Tax season is due to start in just a couple weeks, and many taxpayers who are expecting refunds may already be hoping to get a head start on preparing their returns.

Unfortunately, you can't count on having all the tax forms you'll need in order to fill in the blanks for the IRS by the Jan. 27 starting date of tax season. Below, we'll look at some of the most important dates in 2020 by which you can expect to receive key tax forms, along with why each form could be useful for you.

Tax forms and pencil on top of spread out pile of money.

Image source: Getty Images.

Jan. 31: A big date for tax data

The most common deadline for businesses and financial institutions to provide tax forms to filers this year is Jan. 31. By that date, you can expect to see the following forms:

  • Form W-2, which reports employment income, withheld taxes, and other key information.
  • Form 1099-INT, which reports interest income.
  • Form 1099-DIV, which reports dividend income.
  • Form 1099-R, which reports taxable distributions from retirement plans.
  • Form 1099-MISC for independent contractors receiving income from clients.
  • Form 1098, which reports deductible mortgage interest and fees.
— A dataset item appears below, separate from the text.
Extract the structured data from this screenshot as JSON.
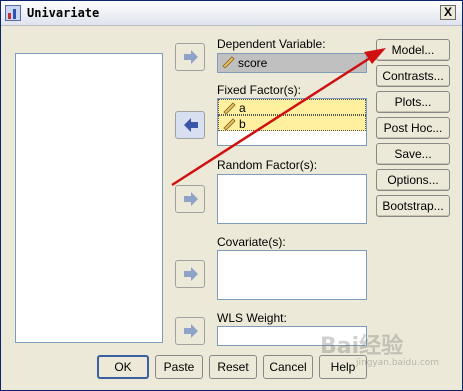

Of these, the W-2 is by far the most common and important. Not only do wages and salaries constitute the largest share of income for most taxpayers, but the amount of taxes withheld from your paychecks will be a key factor in whether you owe the IRS money or will receive a refund. For a large fraction of the American population, the W-2 will be the only form they'll need to prepare their returns.

Those who have investment income can expect to receive a host of forms related to their portfolios, and most of that information should be in hand by Jan. 31 as well. However, it takes a bit longer for some tax information to become available. That can make the forms you get in late January misleading, in the sense that they could lull you into thinking you're ready to file when in fact you're not.

Feb. 15

For data that can require a bit more time to compile, the IRS has generally given institutions a Feb. 15 deadline to get forms out to taxpayers. Those include:

  • Form 1099-B, which reports sales of investments in brokerage accounts.
  • Form 1099-S, which reports real estate sales.
  • Form 1099-MISC for items other than compensation for services.

The information on Form 1099-B is especially vital in calculating the amount of capital gains or losses that you'll have to report. Included on Form 1099-B are your broker's data on your cost basis, the proceeds you received from each sale, and how the profits or losses get categorized (short term vs. long term). You'll want to check this information closely for disparities because any mismatches between what you file and what the 1099-B form says could raise red flags at the IRS.

March 15: K-1s from electing large partnerships

Most people who own stocks, bonds, and other typical investments will have their income from those investments reported on various 1099 forms. However, if you invest in a partnership, you'll get tax information related to it on a Schedule K-1, and these forms take longer to complete. Electing large partnerships are required to provide K-1s to their investors by March 15.

April 15: K-1s from smaller partnerships

Among entities using Schedule K-1 to report tax information, those that don't qualify as an electing large partnership have until April 15 to provide forms to their investors. That basically means that investors in such vehicles will have little choice but to request an extension from the IRS, which will allow them to file their returns after the standard April 15 deadline.

How to handle late forms

Despite the government's rules, and businesses' and institutions' best efforts, not all taxpayers get all their forms on time. If you're one of them, the first thing to do is to contact your employer or the financial institution involved. Sometimes, forms get lost, but it's almost certain that the IRS will have gotten copies of all the paperwork you should have received. Failing to report any income that shows up on those forms is a surefire invitation for an audit.

Nobody wants to wait for tax forms when they have a refund coming, but filing before you have all the necessary information can create big problems. By knowing when forms should come in, you'll be able to have a better idea of when you can file and start the process of getting your tax refund.